However, Indonesia is believed to have been inhabited earlier than this by migrations from India or Burma. Subsequent to the the Austronesian migrations, from the first century AD, Indonesia came under influence, likely including migration, from India. This influenced the rise of Buddhist and Hindu kingdoms such as the Sailendra kingdom in Java. Later still it was heavily influenced by Arab traders bringing Islamic religion and cultural influences.

Recent Y-chromosome research on Balinese men suggests a genetic contribution to the population of about 2.2% from pre-neolithic, pre-Austronesian lineages, 83.7% from the Austronesian migrations and 12% from the more recent migrations from India.*

Kai's 16223T marker (nucleotide T at position 16223 of the mtDNA) is characteristic of the M haplogroup.
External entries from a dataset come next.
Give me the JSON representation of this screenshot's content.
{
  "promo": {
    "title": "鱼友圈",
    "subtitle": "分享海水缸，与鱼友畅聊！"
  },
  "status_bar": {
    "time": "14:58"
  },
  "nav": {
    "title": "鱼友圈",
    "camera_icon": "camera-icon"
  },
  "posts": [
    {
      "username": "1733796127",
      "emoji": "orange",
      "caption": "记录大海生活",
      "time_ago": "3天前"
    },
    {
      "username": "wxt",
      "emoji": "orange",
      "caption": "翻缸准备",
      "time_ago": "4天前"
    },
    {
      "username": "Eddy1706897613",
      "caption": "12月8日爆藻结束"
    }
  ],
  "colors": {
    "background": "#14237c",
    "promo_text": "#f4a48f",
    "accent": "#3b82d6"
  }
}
The marker 16129A is characteristic of the subclade M5 which is found with significant frequency in southern India. The marker 16209C is characteristic of the subclade M7a which is found in east Asia - China, the Philippines and southeast Asia. However, as M5 and M7a are separate branches, he would belong to only one of these groups, probably with one of these markers arising from the mutation which founded one of these subgroups with the other being a case of homoplasy (the same mutation arising independently by coincidence).  Since 16129 is a known mutation "hotspot", it is more likely that he is M7a, as marked by 16209A, with the mutation at 16129 being a case of homoplasy. Research will be taking place over the next few years to gain more information about the M* haplogroup's sub-groups and about Indonesian migrations.

More information:
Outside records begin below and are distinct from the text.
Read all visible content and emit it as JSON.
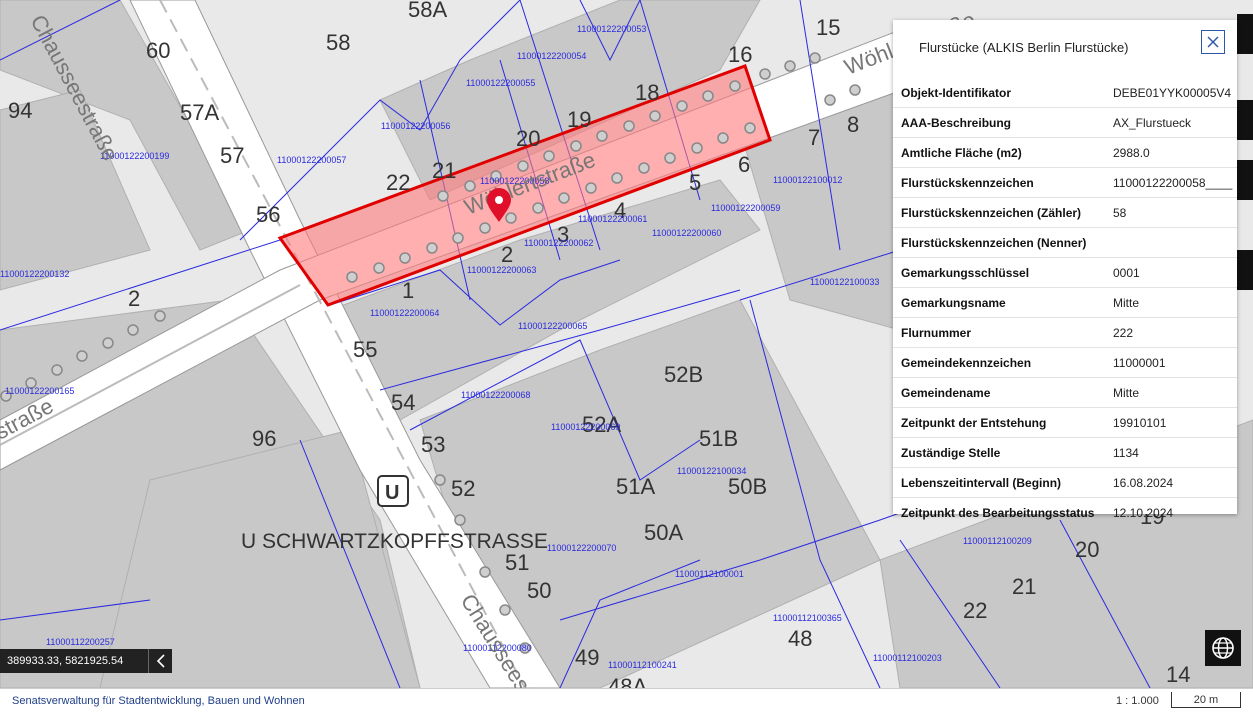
{
  "map": {
    "colors": {
      "block": "#c8c8c8",
      "street": "#ffffff",
      "parcel_line": "#2a2ae0",
      "highlight_fill": "#ff7a7a",
      "highlight_stroke": "#e00000",
      "marker": "#e0102a"
    },
    "house_numbers": [
      "58A",
      "58",
      "15",
      "60",
      "16",
      "94",
      "57A",
      "18",
      "19",
      "20",
      "57",
      "21",
      "22",
      "8",
      "7",
      "6",
      "5",
      "4",
      "3",
      "2",
      "1",
      "56",
      "55",
      "54",
      "53",
      "52",
      "52B",
      "52A",
      "51B",
      "51A",
      "50B",
      "50A",
      "51",
      "50",
      "49",
      "48",
      "96",
      "22",
      "21",
      "20",
      "19",
      "14",
      "48A"
    ],
    "parcel_ids": [
      "11000122200053",
      "11000122200054",
      "11000122200055",
      "11000122200056",
      "11000122200057",
      "11000122200199",
      "11000122200058",
      "11000122200061",
      "11000122200062",
      "11000122200063",
      "11000122200064",
      "11000122200065",
      "11000122200059",
      "11000122200060",
      "11000122100012",
      "11000122100033",
      "11000122200132",
      "11000122200165",
      "11000122200068",
      "11000122200069",
      "11000122100034",
      "11000122200070",
      "11000112100001",
      "11000112100365",
      "11000112100209",
      "11000112100203",
      "11000112200257",
      "11000112200080",
      "11000112100241"
    ],
    "street_names": [
      "Chausseestraße",
      "Wöhlertstraße",
      "Wöhlertstraße",
      "Chausseestraße",
      "straße"
    ],
    "station_name": "U SCHWARTZKOPFFSTRASSE",
    "station_icon": "u-bahn-icon",
    "marker_icon": "location-pin-icon"
  },
  "popup": {
    "title": "Flurstücke (ALKIS Berlin Flurstücke)",
    "close_icon": "close-icon",
    "rows": [
      {
        "key": "Objekt-Identifikator",
        "value": "DEBE01YYK00005V4"
      },
      {
        "key": "AAA-Beschreibung",
        "value": "AX_Flurstueck"
      },
      {
        "key": "Amtliche Fläche (m2)",
        "value": "2988.0"
      },
      {
        "key": "Flurstückskennzeichen",
        "value": "11000122200058____"
      },
      {
        "key": "Flurstückskennzeichen (Zähler)",
        "value": "58"
      },
      {
        "key": "Flurstückskennzeichen (Nenner)",
        "value": ""
      },
      {
        "key": "Gemarkungsschlüssel",
        "value": "0001"
      },
      {
        "key": "Gemarkungsname",
        "value": "Mitte"
      },
      {
        "key": "Flurnummer",
        "value": "222"
      },
      {
        "key": "Gemeindekennzeichen",
        "value": "11000001"
      },
      {
        "key": "Gemeindename",
        "value": "Mitte"
      },
      {
        "key": "Zeitpunkt der Entstehung",
        "value": "19910101"
      },
      {
        "key": "Zuständige Stelle",
        "value": "1134"
      },
      {
        "key": "Lebenszeitintervall (Beginn)",
        "value": "16.08.2024"
      },
      {
        "key": "Zeitpunkt des Bearbeitungsstatus",
        "value": "12.10.2024"
      }
    ]
  },
  "coordinates": "389933.33, 5821925.54",
  "coord_toggle_icon": "chevron-left-icon",
  "globe_icon": "globe-icon",
  "footer": {
    "attribution": "Senatsverwaltung für Stadtentwicklung, Bauen und Wohnen",
    "scale": "1 : 1.000",
    "scalebar": "20 m"
  }
}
Kai's MtDNA data

National Geographic's Genographic Project

Family Tree DNA

DNA Heritage


Above: is a phylogenetic tree of some of the main mtDNA haplogroups with the numbers that represent their characteristic mutation marked on the branches. (Lluis Quintana-Murci et.al., 'Where East Meets West: The Complex mtDNA Landscape of the Southwest and Central Asian Corridor, American Journal of Human Genetics, issue 74, 2004.)
Below: is a map of the major human migrations out of Africa colour-coded by time period. The earliest of them, the M* southern coastal migration is marked in red. (L. David Roper, <http://www.roperld.com/HomoSapienEvents.htm>)

 

*Karafet, Tatiana M. "Balinese Y-Chromosome Perspective on the Peopling of Indonesia: Genetic Contributions from Pre-Neolithic Hunter-Gatherers, Austronesian Farmers, and Indian Traders" Human Biology - Volume 77, Number 1, February 2005, pp. 93-114 Wayne State University Press.